Kit and Ace is shuttering its stores in the U.S., Australia and the U.K., limiting sales to its e-commerce site and nine stores in Canada, according to a press release from Hold It All, Inc., the holding company that owns the brand.
The apparel startup, founded in 2014 by Lululemon Athletica founder Chip Wilson’s wife and son, last year suffered two rounds of layoffs at its Vancouver headquarters, in February and again in September.
The performance cashmere apparel brand had been expanding swiftly, but it pared down its store count from 61 to about 40 over the last year.
Chip Wilson, who is listed as the founder of the Hold It All holding company, joined the Kit and Ace team in 2015, when he finally took leave of Lululemon after clashing with its board. At that point, he predicted the apparel company would reach a billion dollars in sales within five years.

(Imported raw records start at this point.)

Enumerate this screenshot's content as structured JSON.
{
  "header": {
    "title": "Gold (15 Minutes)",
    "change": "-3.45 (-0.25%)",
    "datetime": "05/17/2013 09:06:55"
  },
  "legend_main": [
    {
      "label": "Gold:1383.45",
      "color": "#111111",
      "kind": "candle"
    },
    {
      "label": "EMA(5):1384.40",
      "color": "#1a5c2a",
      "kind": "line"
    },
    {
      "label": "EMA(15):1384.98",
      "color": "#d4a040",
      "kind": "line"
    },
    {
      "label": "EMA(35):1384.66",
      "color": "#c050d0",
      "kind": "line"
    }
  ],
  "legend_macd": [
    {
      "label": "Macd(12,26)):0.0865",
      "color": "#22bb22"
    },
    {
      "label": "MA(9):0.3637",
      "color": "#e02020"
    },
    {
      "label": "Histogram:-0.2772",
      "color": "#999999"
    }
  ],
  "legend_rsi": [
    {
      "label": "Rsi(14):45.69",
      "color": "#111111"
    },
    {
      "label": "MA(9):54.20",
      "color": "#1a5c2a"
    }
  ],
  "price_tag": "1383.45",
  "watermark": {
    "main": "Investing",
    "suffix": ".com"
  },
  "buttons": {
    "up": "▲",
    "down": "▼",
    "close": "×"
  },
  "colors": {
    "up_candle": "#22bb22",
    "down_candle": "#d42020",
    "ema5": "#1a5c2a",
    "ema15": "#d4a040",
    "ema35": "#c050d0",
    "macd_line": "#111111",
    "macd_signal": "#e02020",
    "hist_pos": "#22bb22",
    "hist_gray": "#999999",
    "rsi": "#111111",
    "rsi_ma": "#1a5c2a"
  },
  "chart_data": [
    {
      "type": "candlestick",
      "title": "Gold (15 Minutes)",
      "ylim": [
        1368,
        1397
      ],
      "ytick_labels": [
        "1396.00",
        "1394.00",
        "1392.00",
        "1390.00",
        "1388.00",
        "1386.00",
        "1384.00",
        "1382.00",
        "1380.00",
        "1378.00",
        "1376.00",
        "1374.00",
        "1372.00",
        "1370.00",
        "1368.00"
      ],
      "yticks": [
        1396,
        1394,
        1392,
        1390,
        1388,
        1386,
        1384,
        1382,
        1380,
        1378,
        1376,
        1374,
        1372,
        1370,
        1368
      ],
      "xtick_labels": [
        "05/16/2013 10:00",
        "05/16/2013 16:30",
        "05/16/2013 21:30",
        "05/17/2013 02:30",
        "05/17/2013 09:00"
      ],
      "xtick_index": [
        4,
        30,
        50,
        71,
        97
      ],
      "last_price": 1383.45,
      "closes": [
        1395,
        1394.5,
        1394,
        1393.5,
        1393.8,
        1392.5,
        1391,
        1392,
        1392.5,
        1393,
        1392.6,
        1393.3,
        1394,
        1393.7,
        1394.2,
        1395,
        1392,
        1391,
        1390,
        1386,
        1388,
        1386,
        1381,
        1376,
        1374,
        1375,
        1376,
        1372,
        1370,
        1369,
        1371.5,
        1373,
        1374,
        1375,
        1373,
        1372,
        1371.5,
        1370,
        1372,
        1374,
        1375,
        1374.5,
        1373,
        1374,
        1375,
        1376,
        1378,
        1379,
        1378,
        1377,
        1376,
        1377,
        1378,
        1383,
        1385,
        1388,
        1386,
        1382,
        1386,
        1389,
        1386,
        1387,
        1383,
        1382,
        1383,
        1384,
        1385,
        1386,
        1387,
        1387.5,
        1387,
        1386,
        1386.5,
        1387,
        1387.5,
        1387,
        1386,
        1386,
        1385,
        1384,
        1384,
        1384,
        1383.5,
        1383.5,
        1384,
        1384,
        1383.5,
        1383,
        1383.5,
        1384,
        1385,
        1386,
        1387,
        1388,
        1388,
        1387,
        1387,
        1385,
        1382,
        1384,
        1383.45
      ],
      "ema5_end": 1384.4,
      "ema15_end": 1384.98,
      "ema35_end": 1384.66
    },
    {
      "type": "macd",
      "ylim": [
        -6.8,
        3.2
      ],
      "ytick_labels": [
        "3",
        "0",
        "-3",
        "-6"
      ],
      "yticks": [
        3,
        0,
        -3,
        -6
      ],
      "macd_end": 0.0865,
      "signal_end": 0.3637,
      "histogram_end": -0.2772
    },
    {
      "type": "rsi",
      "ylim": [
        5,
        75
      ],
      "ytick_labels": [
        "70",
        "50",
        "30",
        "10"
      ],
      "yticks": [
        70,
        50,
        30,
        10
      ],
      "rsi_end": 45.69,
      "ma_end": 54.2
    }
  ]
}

Reality, however, hasn’t matched Wilson’s optimism. Kit and Ace apparel, which includes Lululemon-like workout wear as well as casual clothing featured in muted tones like black and taupe, are made of a “technical cashmere” developed by Shannon Wilson, formerly Lululemon’s head designer. The fabric had been rejected by Lululemon years ago, but Shannon, with Chip Wilson’s son J.J. Wilson, went forward with garment production via Kit and Ace.
Chip Wilson arguably invented the athleisure trend that boosted Lululemon to popularity, but his touch hasn’t been able to turn things around for Kit and Ace. In his statement on Wednesday, he indicated that the company is changing gears because retail has evolved away from physical stores — not because of flaws with technical cashmere or Kit and Ace.
"We recognize the traditional world of bricks and mortar retailing is changing, which is why we're shifting strategies," he said. "We believe in the business model for Kit and Ace. Going forward, we will be a stronger company.”